> **WHAT THE EXERCISE ASKS**: Across the listing below, work out how many lines include the word "JSON". Give the number alone.

[Start of Attachment]

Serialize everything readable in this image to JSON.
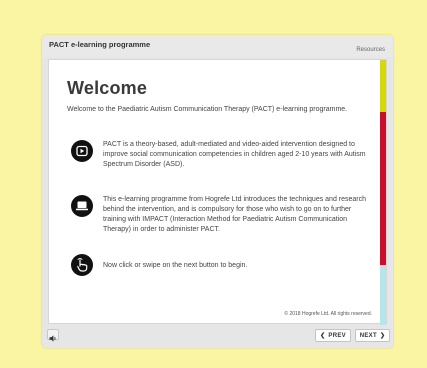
{
  "header": {
    "title": "PACT e-learning programme",
    "resources_label": "Resources"
  },
  "slide": {
    "heading": "Welcome",
    "intro": "Welcome to the Paediatric Autism Communication Therapy (PACT) e-learning programme.",
    "items": [
      {
        "icon": "play-icon",
        "text": "PACT is a theory-based, adult-mediated and video-aided intervention designed to improve social communication competencies in children aged 2-10 years with Autism Spectrum Disorder (ASD)."
      },
      {
        "icon": "laptop-icon",
        "text": "This e-learning programme from Hogrefe Ltd introduces the techniques and research behind the intervention, and is compulsory for those who wish to go on to further training with IMPACT (Interaction Method for Paediatric Autism Communication Therapy) in order to administer PACT."
      },
      {
        "icon": "tap-hand-icon",
        "text": "Now click or swipe on the next button to begin."
      }
    ],
    "copyright": "© 2018 Hogrefe Ltd. All rights reserved.",
    "progress_stripe_colors": [
      "#d6d80e",
      "#c8102e",
      "#b7e6ea"
    ]
  },
  "controls": {
    "volume_icon": "speaker-icon",
    "prev_label": "PREV",
    "next_label": "NEXT"
  },
  "colors": {
    "background": "#faf5a2",
    "accent_yellow": "#d6d80e",
    "accent_red": "#c8102e",
    "accent_teal": "#b7e6ea"
  }
}
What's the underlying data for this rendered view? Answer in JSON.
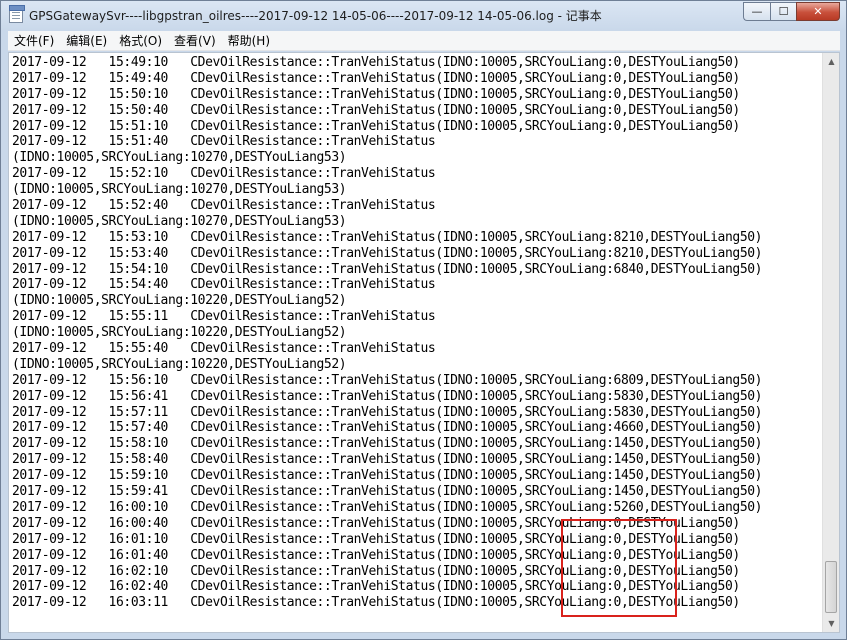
{
  "window": {
    "title": "GPSGatewaySvr----libgpstran_oilres----2017-09-12 14-05-06----2017-09-12 14-05-06.log - 记事本",
    "min_glyph": "—",
    "max_glyph": "☐",
    "close_glyph": "✕"
  },
  "menu": {
    "items": [
      "文件(F)",
      "编辑(E)",
      "格式(O)",
      "查看(V)",
      "帮助(H)"
    ]
  },
  "content": {
    "lines": [
      "2017-09-12   15:49:10   CDevOilResistance::TranVehiStatus(IDNO:10005,SRCYouLiang:0,DESTYouLiang50)",
      "2017-09-12   15:49:40   CDevOilResistance::TranVehiStatus(IDNO:10005,SRCYouLiang:0,DESTYouLiang50)",
      "2017-09-12   15:50:10   CDevOilResistance::TranVehiStatus(IDNO:10005,SRCYouLiang:0,DESTYouLiang50)",
      "2017-09-12   15:50:40   CDevOilResistance::TranVehiStatus(IDNO:10005,SRCYouLiang:0,DESTYouLiang50)",
      "2017-09-12   15:51:10   CDevOilResistance::TranVehiStatus(IDNO:10005,SRCYouLiang:0,DESTYouLiang50)",
      "2017-09-12   15:51:40   CDevOilResistance::TranVehiStatus",
      "(IDNO:10005,SRCYouLiang:10270,DESTYouLiang53)",
      "2017-09-12   15:52:10   CDevOilResistance::TranVehiStatus",
      "(IDNO:10005,SRCYouLiang:10270,DESTYouLiang53)",
      "2017-09-12   15:52:40   CDevOilResistance::TranVehiStatus",
      "(IDNO:10005,SRCYouLiang:10270,DESTYouLiang53)",
      "2017-09-12   15:53:10   CDevOilResistance::TranVehiStatus(IDNO:10005,SRCYouLiang:8210,DESTYouLiang50)",
      "2017-09-12   15:53:40   CDevOilResistance::TranVehiStatus(IDNO:10005,SRCYouLiang:8210,DESTYouLiang50)",
      "2017-09-12   15:54:10   CDevOilResistance::TranVehiStatus(IDNO:10005,SRCYouLiang:6840,DESTYouLiang50)",
      "2017-09-12   15:54:40   CDevOilResistance::TranVehiStatus",
      "(IDNO:10005,SRCYouLiang:10220,DESTYouLiang52)",
      "2017-09-12   15:55:11   CDevOilResistance::TranVehiStatus",
      "(IDNO:10005,SRCYouLiang:10220,DESTYouLiang52)",
      "2017-09-12   15:55:40   CDevOilResistance::TranVehiStatus",
      "(IDNO:10005,SRCYouLiang:10220,DESTYouLiang52)",
      "2017-09-12   15:56:10   CDevOilResistance::TranVehiStatus(IDNO:10005,SRCYouLiang:6809,DESTYouLiang50)",
      "2017-09-12   15:56:41   CDevOilResistance::TranVehiStatus(IDNO:10005,SRCYouLiang:5830,DESTYouLiang50)",
      "2017-09-12   15:57:11   CDevOilResistance::TranVehiStatus(IDNO:10005,SRCYouLiang:5830,DESTYouLiang50)",
      "2017-09-12   15:57:40   CDevOilResistance::TranVehiStatus(IDNO:10005,SRCYouLiang:4660,DESTYouLiang50)",
      "2017-09-12   15:58:10   CDevOilResistance::TranVehiStatus(IDNO:10005,SRCYouLiang:1450,DESTYouLiang50)",
      "2017-09-12   15:58:40   CDevOilResistance::TranVehiStatus(IDNO:10005,SRCYouLiang:1450,DESTYouLiang50)",
      "2017-09-12   15:59:10   CDevOilResistance::TranVehiStatus(IDNO:10005,SRCYouLiang:1450,DESTYouLiang50)",
      "2017-09-12   15:59:41   CDevOilResistance::TranVehiStatus(IDNO:10005,SRCYouLiang:1450,DESTYouLiang50)",
      "2017-09-12   16:00:10   CDevOilResistance::TranVehiStatus(IDNO:10005,SRCYouLiang:5260,DESTYouLiang50)",
      "2017-09-12   16:00:40   CDevOilResistance::TranVehiStatus(IDNO:10005,SRCYouLiang:0,DESTYouLiang50)",
      "2017-09-12   16:01:10   CDevOilResistance::TranVehiStatus(IDNO:10005,SRCYouLiang:0,DESTYouLiang50)",
      "2017-09-12   16:01:40   CDevOilResistance::TranVehiStatus(IDNO:10005,SRCYouLiang:0,DESTYouLiang50)",
      "2017-09-12   16:02:10   CDevOilResistance::TranVehiStatus(IDNO:10005,SRCYouLiang:0,DESTYouLiang50)",
      "2017-09-12   16:02:40   CDevOilResistance::TranVehiStatus(IDNO:10005,SRCYouLiang:0,DESTYouLiang50)",
      "2017-09-12   16:03:11   CDevOilResistance::TranVehiStatus(IDNO:10005,SRCYouLiang:0,DESTYouLiang50)"
    ]
  },
  "scrollbar": {
    "up_glyph": "▲",
    "down_glyph": "▼"
  },
  "colors": {
    "highlight": "#d9221c"
  }
}
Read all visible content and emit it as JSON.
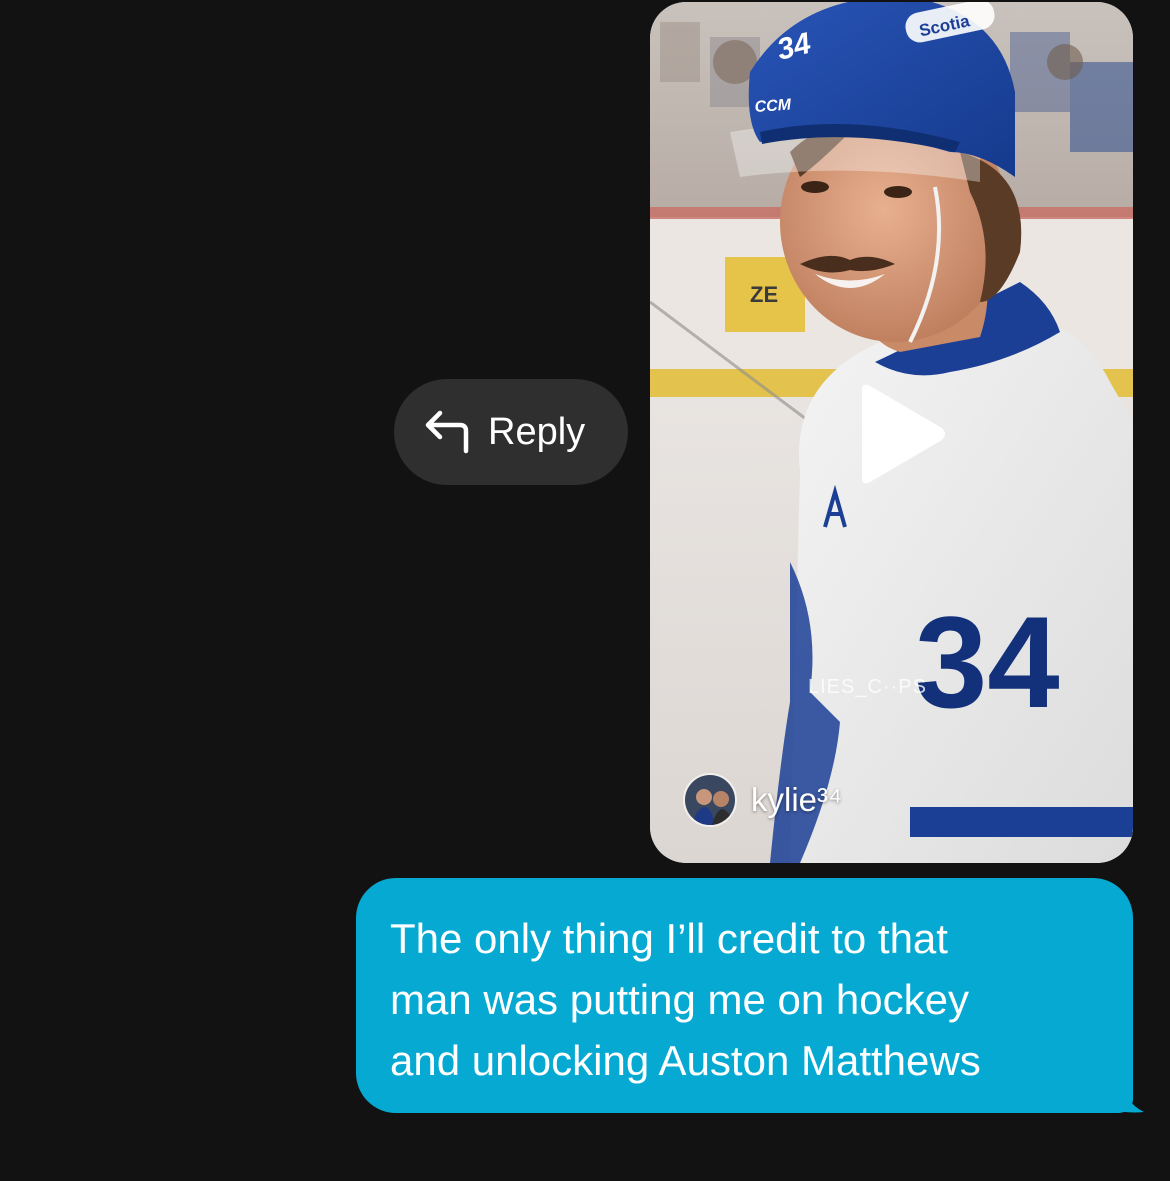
{
  "reply": {
    "label": "Reply",
    "icon": "reply-arrow-icon"
  },
  "shared_video": {
    "icons": [
      "play-icon"
    ],
    "image_text": {
      "helmet_sponsor": "Scotia",
      "helmet_number": "34",
      "helmet_brand": "CCM",
      "board_ad": "ZE",
      "jersey_number": "34"
    },
    "watermark": "LIES_C··PS",
    "author": {
      "name": "kylie³⁴",
      "avatar": "author-avatar"
    }
  },
  "message": {
    "text": "The only thing I’ll credit to that\nman was putting me on hockey\nand unlocking Auston Matthews",
    "bubble_color": "#06a9d2"
  },
  "colors": {
    "background": "#121212",
    "reply_pill": "#2f2f2f"
  }
}
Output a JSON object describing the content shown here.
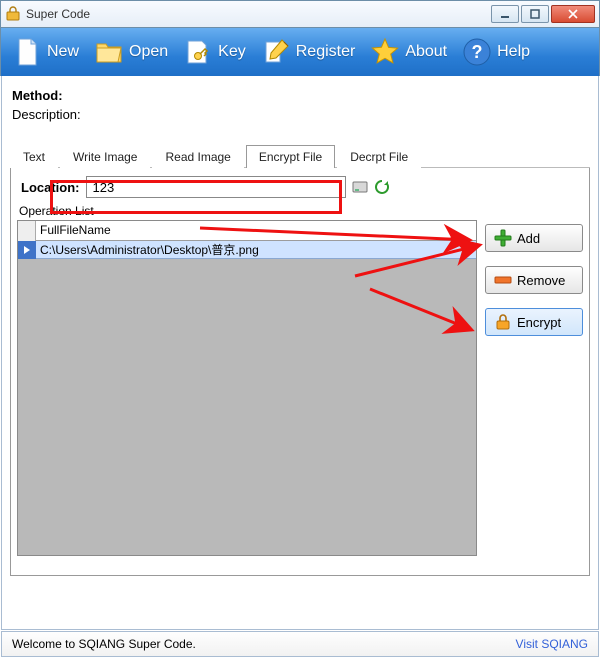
{
  "window": {
    "title": "Super Code"
  },
  "toolbar": {
    "new": "New",
    "open": "Open",
    "key": "Key",
    "register": "Register",
    "about": "About",
    "help": "Help"
  },
  "meta": {
    "method_label": "Method:",
    "description_label": "Description:"
  },
  "tabs": {
    "text": "Text",
    "write_image": "Write Image",
    "read_image": "Read Image",
    "encrypt_file": "Encrypt File",
    "decrypt_file": "Decrpt File"
  },
  "encrypt_panel": {
    "location_label": "Location:",
    "location_value": "123",
    "operation_list_label": "Operation List",
    "column_header": "FullFileName",
    "rows": [
      {
        "full_file_name": "C:\\Users\\Administrator\\Desktop\\普京.png"
      }
    ],
    "buttons": {
      "add": "Add",
      "remove": "Remove",
      "encrypt": "Encrypt"
    }
  },
  "status": {
    "welcome": "Welcome to SQIANG Super Code.",
    "link": "Visit SQIANG"
  }
}
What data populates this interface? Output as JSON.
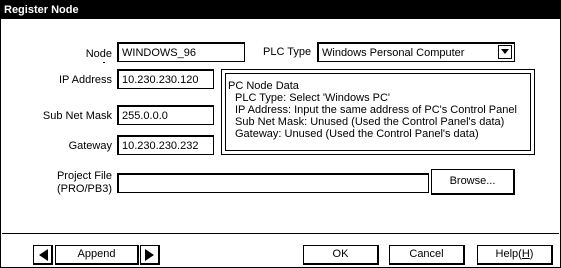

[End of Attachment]

> **EXPECTED ANSWER**: 5